Spending seven hours trapped in a JetBlue airliner a tantalizingly short distance from the terminal amid angry fellow passengers and without food, water or access to restrooms would test the patience and temper of the most seasoned traveler. For subjecting 200 customers to the indignities endured on a horrific JetBlue flight last weekend, the airline should be held accountable and face the most severe financial penalties imposed by the federal government's new passenger bill of rights. In this case, the fine could run as high as $5 million. It's an early test of whether the new rules have the teeth to safeguard the rights of a traveling public already overburdened by escalating fees, overbooked flights and uncomfortable seats.

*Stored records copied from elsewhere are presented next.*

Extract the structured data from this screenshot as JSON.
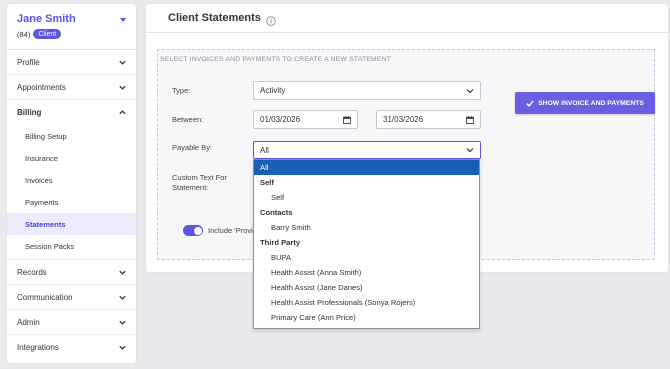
{
  "client": {
    "name": "Jane Smith",
    "id": "(84)",
    "badge": "Client"
  },
  "nav": {
    "profile": "Profile",
    "appointments": "Appointments",
    "billing": "Billing",
    "billing_items": [
      "Billing Setup",
      "Insurance",
      "Invoices",
      "Payments",
      "Statements",
      "Session Packs"
    ],
    "records": "Records",
    "communication": "Communication",
    "admin": "Admin",
    "integrations": "Integrations"
  },
  "page": {
    "title": "Client Statements",
    "section_heading": "SELECT INVOICES AND PAYMENTS TO CREATE A NEW STATEMENT"
  },
  "form": {
    "type_label": "Type:",
    "type_value": "Activity",
    "between_label": "Between:",
    "date_from": "01/03/2026",
    "date_to": "31/03/2026",
    "payable_label": "Payable By:",
    "payable_value": "All",
    "custom_text_label_1": "Custom Text For",
    "custom_text_label_2": "Statement:",
    "toggle_label": "Include 'Provide",
    "toggle_on": true,
    "button_label": "SHOW INVOICE AND PAYMENTS"
  },
  "dropdown": {
    "all": "All",
    "group_self": "Self",
    "opt_self": "Self",
    "group_contacts": "Contacts",
    "opt_barry": "Barry Smith",
    "group_third": "Third Party",
    "third_party": [
      "BUPA",
      "Health Assist (Anna Smith)",
      "Health Assist (Jane Danes)",
      "Health Assist Professionals (Sonya Rojers)",
      "Primary Care (Ann Price)"
    ]
  },
  "colors": {
    "accent": "#5b55e0",
    "button": "#6a5fe0",
    "highlight": "#1a5fb4"
  }
}
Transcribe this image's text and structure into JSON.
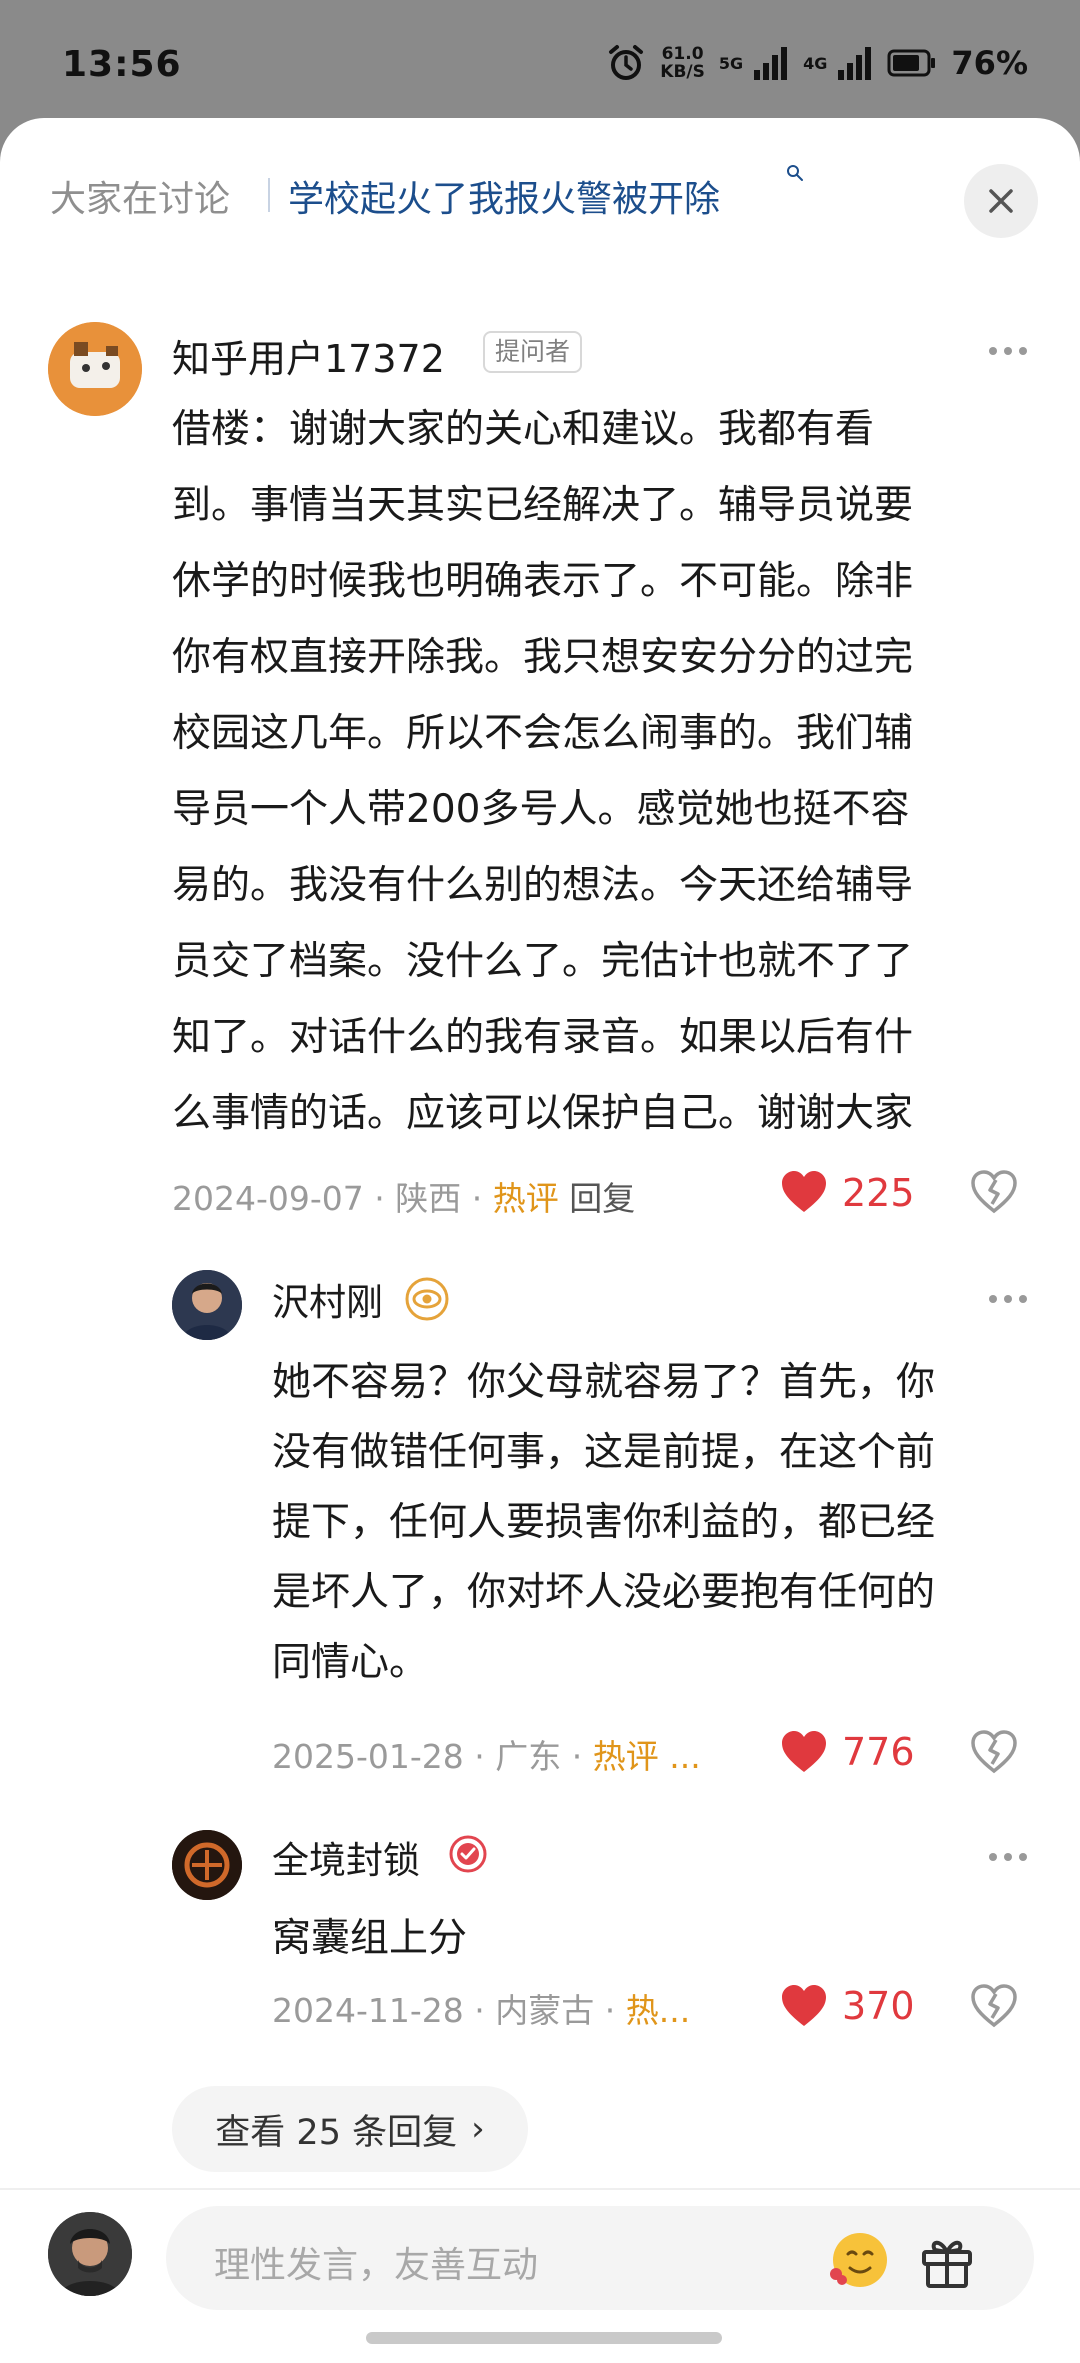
{
  "status": {
    "time": "13:56",
    "net_speed_value": "61.0",
    "net_speed_unit": "KB/S",
    "net_a": "5G",
    "net_b": "4G",
    "battery": "76%"
  },
  "header": {
    "prefix": "大家在讨论",
    "topic": "学校起火了我报火警被开除"
  },
  "main_comment": {
    "username": "知乎用户17372",
    "badge": "提问者",
    "lines": [
      "借楼：谢谢大家的关心和建议。我都有看",
      "到。事情当天其实已经解决了。辅导员说要",
      "休学的时候我也明确表示了。不可能。除非",
      "你有权直接开除我。我只想安安分分的过完",
      "校园这几年。所以不会怎么闹事的。我们辅",
      "导员一个人带200多号人。感觉她也挺不容",
      "易的。我没有什么别的想法。今天还给辅导",
      "员交了档案。没什么了。完估计也就不了了",
      "知了。对话什么的我有录音。如果以后有什",
      "么事情的话。应该可以保护自己。谢谢大家"
    ],
    "date": "2024-09-07",
    "location": "陕西",
    "hot": "热评",
    "reply": "回复",
    "likes": "225"
  },
  "replies": [
    {
      "username": "沢村刚",
      "lines": [
        "她不容易？你父母就容易了？首先，你",
        "没有做错任何事，这是前提，在这个前",
        "提下，任何人要损害你利益的，都已经",
        "是坏人了，你对坏人没必要抱有任何的",
        "同情心。"
      ],
      "date": "2025-01-28",
      "location": "广东",
      "hot": "热评 ...",
      "likes": "776"
    },
    {
      "username": "全境封锁",
      "lines": [
        "窝囊组上分"
      ],
      "date": "2024-11-28",
      "location": "内蒙古",
      "hot": "热...",
      "likes": "370"
    }
  ],
  "view_replies": {
    "label": "查看 25 条回复",
    "chevron": "›"
  },
  "compose": {
    "placeholder": "理性发言，友善互动"
  },
  "colors": {
    "accent_blue": "#1c4e8c",
    "like_red": "#e0393e",
    "hot_orange": "#e0951a"
  },
  "icons": [
    "alarm-icon",
    "signal-icon",
    "battery-icon",
    "search-icon",
    "close-icon",
    "more-icon",
    "heart-icon",
    "dislike-icon",
    "emoji-icon",
    "gift-icon"
  ]
}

Last Saturday's ill-advised JetBlue Flight 504 from Fort Lauderdale to Newark, N.J., was diverted after a forecast massive snowstorm forced the aircraft to land at overwhelmed Bradley International Airport outside Hartford, Conn. The plane then forlornly sat on the ground for the next seven hours. In short order, as the captain pleaded with air controllers for help, the plane ran out of food and water, and the overtaxed lavatories soon failed. This was a perfect storm of airline incompetence and a massive failure in customer service.
In the wake of egregious similar delays in 2007, Congress passed an airline passenger bill of rights that went into effect last year. It calls for airlines to be fined $27,500 for each domestic passenger delayed on the ground for more than three hours. The law seems to have had a positive impact on carriers, with a 97 percent reduction in these excessive ground delays in the first year of the rules.

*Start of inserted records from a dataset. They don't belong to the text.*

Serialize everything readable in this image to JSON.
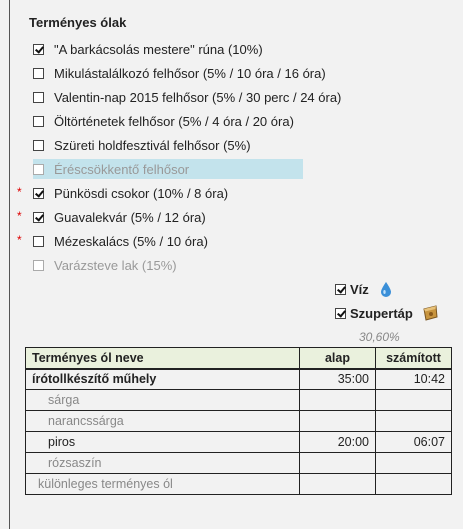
{
  "heading": "Terményes ólak",
  "options": [
    {
      "label": "\"A barkácsolás mestere\" rúna (10%)",
      "checked": true,
      "dim": false,
      "highlight": false,
      "required": false
    },
    {
      "label": "Mikulástalálkozó felhősor (5% / 10 óra / 16 óra)",
      "checked": false,
      "dim": false,
      "highlight": false,
      "required": false
    },
    {
      "label": "Valentin-nap 2015 felhősor (5% / 30 perc / 24 óra)",
      "checked": false,
      "dim": false,
      "highlight": false,
      "required": false
    },
    {
      "label": "Öltörténetek felhősor (5% / 4 óra / 20 óra)",
      "checked": false,
      "dim": false,
      "highlight": false,
      "required": false
    },
    {
      "label": "Szüreti holdfesztivál felhősor (5%)",
      "checked": false,
      "dim": false,
      "highlight": false,
      "required": false
    },
    {
      "label": "Éréscsökkentő felhősor",
      "checked": false,
      "dim": true,
      "highlight": true,
      "required": false
    },
    {
      "label": "Pünkösdi csokor (10% / 8 óra)",
      "checked": true,
      "dim": false,
      "highlight": false,
      "required": true
    },
    {
      "label": "Guavalekvár (5% / 12 óra)",
      "checked": true,
      "dim": false,
      "highlight": false,
      "required": true
    },
    {
      "label": "Mézeskalács (5% / 10 óra)",
      "checked": false,
      "dim": false,
      "highlight": false,
      "required": true
    },
    {
      "label": "Varázsteve lak (15%)",
      "checked": false,
      "dim": true,
      "highlight": false,
      "required": false
    }
  ],
  "required_mark": "*",
  "resources": {
    "water": {
      "label": "Víz",
      "checked": true,
      "icon": "water-drop-icon"
    },
    "fertilizer": {
      "label": "Szupertáp",
      "checked": true,
      "icon": "fertilizer-bag-icon"
    }
  },
  "percent": "30,60%",
  "table": {
    "headers": [
      "Terményes ól neve",
      "alap",
      "számított"
    ],
    "rows": [
      {
        "name": "írótollkészítő műhely",
        "base": "35:00",
        "calc": "10:42",
        "kind": "main"
      },
      {
        "name": "sárga",
        "base": "",
        "calc": "",
        "kind": "grey"
      },
      {
        "name": "narancssárga",
        "base": "",
        "calc": "",
        "kind": "grey"
      },
      {
        "name": "piros",
        "base": "20:00",
        "calc": "06:07",
        "kind": "sub"
      },
      {
        "name": "rózsaszín",
        "base": "",
        "calc": "",
        "kind": "grey"
      },
      {
        "name": "különleges terményes ól",
        "base": "",
        "calc": "",
        "kind": "last"
      }
    ]
  }
}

To be sure, the Federal Aviation Administration bears a portion of the blame for the JetBlue passengers' plight by ordering the plane to land at an airport incapable of handling a sudden influx of diverted flights. But the largest share of the blame falls to JetBlue, which knowingly allowed Flight 504 to take off into a forecast severe weather event. The airline callously disrupted the travel plans of its passengers and potentially put their lives at risk.
Because it so cavalierly put profits ahead of the well-being of its passengers, JetBlue should be required to pay the maximum $5 million in fines mandated by the federal guidelines. The severe sanctions would send a chilling message to other carriers to think twice about their customers and their bottom lines before going wheels up into a blizzard of greed.